|Citing Patent||Filing date||Publication date||Applicant||Title|
|US7812769 *||Jul 8, 2008||Oct 12, 2010||Mitsubishi Electric Corporation||RFID reader/writer antenna|
|US7940217 *||Aug 28, 2008||May 10, 2011||Et Industries, Inc.||Tree trunk antenna|
|US9134704 *||May 23, 2013||Sep 15, 2015||Seiko Epson Corporation||Electronic device with antenna|
|US9337895||Sep 10, 2012||May 10, 2016||Roke Manor Research Limited||Electromagnetic surface wave guiding medium having a first surface with coupling nodes repositionable at arbitrary locations|
|US20090058753 *||Aug 28, 2008||Mar 5, 2009||Et Industries, Inc.||Tree Trunk Antenna|
|US20100117919 *||Jul 8, 2008||May 13, 2010||Mitsubishi Electric Corporation||Rfid reader/writer antenna|
|US20120313822 *||Jun 11, 2012||Dec 13, 2012||Xizhong Long||Multiple layer dielectric panel directional antenna|
|US20130194147 *||Jan 28, 2013||Aug 1, 2013||Mitsumi Electric Co., Ltd.||Antenna device|
|US20140028508 *||Feb 13, 2013||Jan 30, 2014||Massachusetts Institute Of Technology||Conformable antenna using conducting polymers|

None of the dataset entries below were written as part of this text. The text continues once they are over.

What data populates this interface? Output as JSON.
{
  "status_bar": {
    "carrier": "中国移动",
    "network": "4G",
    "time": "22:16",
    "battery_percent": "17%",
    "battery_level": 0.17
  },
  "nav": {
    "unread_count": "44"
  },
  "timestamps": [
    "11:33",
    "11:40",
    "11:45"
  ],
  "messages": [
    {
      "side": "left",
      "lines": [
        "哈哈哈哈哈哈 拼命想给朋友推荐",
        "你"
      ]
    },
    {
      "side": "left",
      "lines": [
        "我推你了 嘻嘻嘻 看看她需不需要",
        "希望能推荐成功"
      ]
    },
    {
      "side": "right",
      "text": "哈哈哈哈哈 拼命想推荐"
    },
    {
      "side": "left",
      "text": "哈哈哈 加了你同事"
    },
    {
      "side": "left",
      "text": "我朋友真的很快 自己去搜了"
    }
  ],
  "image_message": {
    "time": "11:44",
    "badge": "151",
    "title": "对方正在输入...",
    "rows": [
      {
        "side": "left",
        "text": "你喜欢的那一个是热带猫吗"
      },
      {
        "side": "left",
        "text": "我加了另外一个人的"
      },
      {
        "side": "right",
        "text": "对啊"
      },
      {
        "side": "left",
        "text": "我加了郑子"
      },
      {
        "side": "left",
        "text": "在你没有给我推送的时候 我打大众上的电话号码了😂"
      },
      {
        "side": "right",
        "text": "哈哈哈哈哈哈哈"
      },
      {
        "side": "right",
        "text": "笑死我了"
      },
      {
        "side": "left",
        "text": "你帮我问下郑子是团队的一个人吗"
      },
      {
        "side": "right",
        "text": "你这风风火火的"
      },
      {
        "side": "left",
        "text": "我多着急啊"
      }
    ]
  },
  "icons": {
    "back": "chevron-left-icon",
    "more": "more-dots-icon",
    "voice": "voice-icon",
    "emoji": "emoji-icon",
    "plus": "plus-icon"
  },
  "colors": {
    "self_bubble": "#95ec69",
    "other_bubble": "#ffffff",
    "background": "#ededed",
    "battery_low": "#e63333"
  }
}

|US20170025760 *||Jul 24, 2015||Jan 26, 2017||City University Of Hong Kong||Patch antenna|
|CN102570005A *||Jan 2, 2012||Jul 11, 2012||西安电子科技大学||Wearable combined ultra-wide band antenna|
|CN102570005B||Jan 2, 2012||Mar 12, 2014||西安电子科技大学||Wearable combined ultra-wide band antenna|

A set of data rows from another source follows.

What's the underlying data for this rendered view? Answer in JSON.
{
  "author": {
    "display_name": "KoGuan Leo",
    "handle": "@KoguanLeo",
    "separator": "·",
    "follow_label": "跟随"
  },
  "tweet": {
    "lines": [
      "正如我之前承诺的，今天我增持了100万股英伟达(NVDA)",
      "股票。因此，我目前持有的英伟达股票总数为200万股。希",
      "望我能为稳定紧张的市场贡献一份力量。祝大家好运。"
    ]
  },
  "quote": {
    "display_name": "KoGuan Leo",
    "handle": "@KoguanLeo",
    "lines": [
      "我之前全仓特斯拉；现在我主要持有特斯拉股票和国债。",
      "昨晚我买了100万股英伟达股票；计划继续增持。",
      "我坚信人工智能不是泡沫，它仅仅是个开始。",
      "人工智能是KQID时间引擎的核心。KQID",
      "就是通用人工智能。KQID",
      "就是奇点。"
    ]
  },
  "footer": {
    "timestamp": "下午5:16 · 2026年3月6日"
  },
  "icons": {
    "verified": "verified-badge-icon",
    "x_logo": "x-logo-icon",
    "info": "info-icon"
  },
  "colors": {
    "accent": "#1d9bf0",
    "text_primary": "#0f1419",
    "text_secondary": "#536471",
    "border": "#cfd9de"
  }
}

|WO2012171041A1 *||Jun 11, 2012||Dec 13, 2012||Xiao Hui Yang||Multiple layer dielectric panel directional antenna|
|U.S. Classification||343/700.0MS, 343/718|
|Cooperative Classification||H01Q1/38, H01Q9/0428|
|European Classification||H01Q9/04B3, H01Q1/38|
|Dec 15, 2006||AS||Assignment|
Owner name: NAVY, UNITED STATES OF AMERICA AS REPRESENTED BY T
Free format text: ASSIGNMENT OF ASSIGNORS INTEREST;ASSIGNOR:ADAMS, RICHARD C.;REEL/FRAME:018716/0133
Effective date: 20061214
|Nov 10, 2011||FPAY||Fee payment|
Year of fee payment: 4
|Apr 29, 2016||REMI||Maintenance fee reminder mailed|
|Sep 16, 2016||LAPS||Lapse for failure to pay maintenance fees|
|Nov 8, 2016||FP||Expired due to failure to pay maintenance fee|
Effective date: 20160916